| TASK STATEMENT |
Write the records out once more, so that nothing differs from the original.

| RECORDS FOR PROCESSING |
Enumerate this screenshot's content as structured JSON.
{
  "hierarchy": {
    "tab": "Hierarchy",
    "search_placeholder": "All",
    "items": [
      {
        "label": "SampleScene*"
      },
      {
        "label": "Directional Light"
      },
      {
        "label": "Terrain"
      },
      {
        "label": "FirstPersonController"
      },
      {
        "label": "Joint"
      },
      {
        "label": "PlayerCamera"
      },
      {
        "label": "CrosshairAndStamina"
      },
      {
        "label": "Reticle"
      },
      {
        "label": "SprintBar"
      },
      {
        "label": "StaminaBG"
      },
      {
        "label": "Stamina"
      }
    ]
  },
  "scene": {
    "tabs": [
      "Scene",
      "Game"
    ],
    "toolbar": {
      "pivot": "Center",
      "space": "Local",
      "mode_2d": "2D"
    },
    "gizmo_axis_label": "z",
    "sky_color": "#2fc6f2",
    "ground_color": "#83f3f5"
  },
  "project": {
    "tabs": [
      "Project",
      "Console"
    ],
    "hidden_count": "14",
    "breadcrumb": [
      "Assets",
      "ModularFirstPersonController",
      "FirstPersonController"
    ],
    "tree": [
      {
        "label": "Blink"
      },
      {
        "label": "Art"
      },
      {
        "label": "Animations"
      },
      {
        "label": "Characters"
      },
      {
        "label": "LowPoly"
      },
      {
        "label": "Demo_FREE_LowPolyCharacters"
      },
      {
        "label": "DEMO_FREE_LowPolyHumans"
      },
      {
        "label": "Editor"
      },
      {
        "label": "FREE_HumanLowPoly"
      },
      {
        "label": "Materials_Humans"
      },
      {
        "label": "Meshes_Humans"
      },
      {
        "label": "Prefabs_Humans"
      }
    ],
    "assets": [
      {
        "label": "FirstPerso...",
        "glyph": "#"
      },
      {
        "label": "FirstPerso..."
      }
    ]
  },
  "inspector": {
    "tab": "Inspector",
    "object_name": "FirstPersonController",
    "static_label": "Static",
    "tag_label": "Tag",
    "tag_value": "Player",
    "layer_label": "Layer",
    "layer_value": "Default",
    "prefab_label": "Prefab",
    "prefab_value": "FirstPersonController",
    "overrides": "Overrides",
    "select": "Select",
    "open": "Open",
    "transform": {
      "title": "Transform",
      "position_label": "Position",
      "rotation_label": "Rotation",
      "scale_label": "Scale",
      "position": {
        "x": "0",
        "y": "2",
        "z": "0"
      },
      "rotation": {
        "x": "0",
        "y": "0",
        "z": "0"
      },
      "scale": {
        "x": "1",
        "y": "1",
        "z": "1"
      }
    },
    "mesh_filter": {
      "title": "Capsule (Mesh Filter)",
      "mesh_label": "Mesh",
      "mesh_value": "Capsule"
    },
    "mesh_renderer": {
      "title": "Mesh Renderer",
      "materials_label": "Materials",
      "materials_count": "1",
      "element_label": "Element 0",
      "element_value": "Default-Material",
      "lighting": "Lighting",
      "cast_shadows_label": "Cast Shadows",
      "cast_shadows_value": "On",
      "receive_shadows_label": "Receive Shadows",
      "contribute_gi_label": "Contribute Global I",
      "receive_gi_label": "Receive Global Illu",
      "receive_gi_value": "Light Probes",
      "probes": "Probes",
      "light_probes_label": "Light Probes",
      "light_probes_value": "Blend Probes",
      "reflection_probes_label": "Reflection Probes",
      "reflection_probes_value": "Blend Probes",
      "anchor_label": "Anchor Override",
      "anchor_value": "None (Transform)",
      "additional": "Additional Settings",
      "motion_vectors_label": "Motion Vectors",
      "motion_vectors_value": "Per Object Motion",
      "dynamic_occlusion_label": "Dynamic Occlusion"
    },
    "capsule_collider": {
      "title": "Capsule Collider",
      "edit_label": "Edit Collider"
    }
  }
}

| TASK SOLUTION |
Enumerate this screenshot's content as structured JSON.
{
  "hierarchy": {
    "tab": "Hierarchy",
    "search_placeholder": "All",
    "items": [
      {
        "label": "SampleScene*"
      },
      {
        "label": "Directional Light"
      },
      {
        "label": "Terrain"
      },
      {
        "label": "FirstPersonController"
      },
      {
        "label": "Joint"
      },
      {
        "label": "PlayerCamera"
      },
      {
        "label": "CrosshairAndStamina"
      },
      {
        "label": "Reticle"
      },
      {
        "label": "SprintBar"
      },
      {
        "label": "StaminaBG"
      },
      {
        "label": "Stamina"
      }
    ]
  },
  "scene": {
    "tabs": [
      "Scene",
      "Game"
    ],
    "toolbar": {
      "pivot": "Center",
      "space": "Local",
      "mode_2d": "2D"
    },
    "gizmo_axis_label": "z",
    "sky_color": "#2fc6f2",
    "ground_color": "#83f3f5"
  },
  "project": {
    "tabs": [
      "Project",
      "Console"
    ],
    "hidden_count": "14",
    "breadcrumb": [
      "Assets",
      "ModularFirstPersonController",
      "FirstPersonController"
    ],
    "tree": [
      {
        "label": "Blink"
      },
      {
        "label": "Art"
      },
      {
        "label": "Animations"
      },
      {
        "label": "Characters"
      },
      {
        "label": "LowPoly"
      },
      {
        "label": "Demo_FREE_LowPolyCharacters"
      },
      {
        "label": "DEMO_FREE_LowPolyHumans"
      },
      {
        "label": "Editor"
      },
      {
        "label": "FREE_HumanLowPoly"
      },
      {
        "label": "Materials_Humans"
      },
      {
        "label": "Meshes_Humans"
      },
      {
        "label": "Prefabs_Humans"
      }
    ],
    "assets": [
      {
        "label": "FirstPerso...",
        "glyph": "#"
      },
      {
        "label": "FirstPerso..."
      }
    ]
  },
  "inspector": {
    "tab": "Inspector",
    "object_name": "FirstPersonController",
    "static_label": "Static",
    "tag_label": "Tag",
    "tag_value": "Player",
    "layer_label": "Layer",
    "layer_value": "Default",
    "prefab_label": "Prefab",
    "prefab_value": "FirstPersonController",
    "overrides": "Overrides",
    "select": "Select",
    "open": "Open",
    "transform": {
      "title": "Transform",
      "position_label": "Position",
      "rotation_label": "Rotation",
      "scale_label": "Scale",
      "position": {
        "x": "0",
        "y": "2",
        "z": "0"
      },
      "rotation": {
        "x": "0",
        "y": "0",
        "z": "0"
      },
      "scale": {
        "x": "1",
        "y": "1",
        "z": "1"
      }
    },
    "mesh_filter": {
      "title": "Capsule (Mesh Filter)",
      "mesh_label": "Mesh",
      "mesh_value": "Capsule"
    },
    "mesh_renderer": {
      "title": "Mesh Renderer",
      "materials_label": "Materials",
      "materials_count": "1",
      "element_label": "Element 0",
      "element_value": "Default-Material",
      "lighting": "Lighting",
      "cast_shadows_label": "Cast Shadows",
      "cast_shadows_value": "On",
      "receive_shadows_label": "Receive Shadows",
      "contribute_gi_label": "Contribute Global I",
      "receive_gi_label": "Receive Global Illu",
      "receive_gi_value": "Light Probes",
      "probes": "Probes",
      "light_probes_label": "Light Probes",
      "light_probes_value": "Blend Probes",
      "reflection_probes_label": "Reflection Probes",
      "reflection_probes_value": "Blend Probes",
      "anchor_label": "Anchor Override",
      "anchor_value": "None (Transform)",
      "additional": "Additional Settings",
      "motion_vectors_label": "Motion Vectors",
      "motion_vectors_value": "Per Object Motion",
      "dynamic_occlusion_label": "Dynamic Occlusion"
    },
    "capsule_collider": {
      "title": "Capsule Collider",
      "edit_label": "Edit Collider"
    }
  }
}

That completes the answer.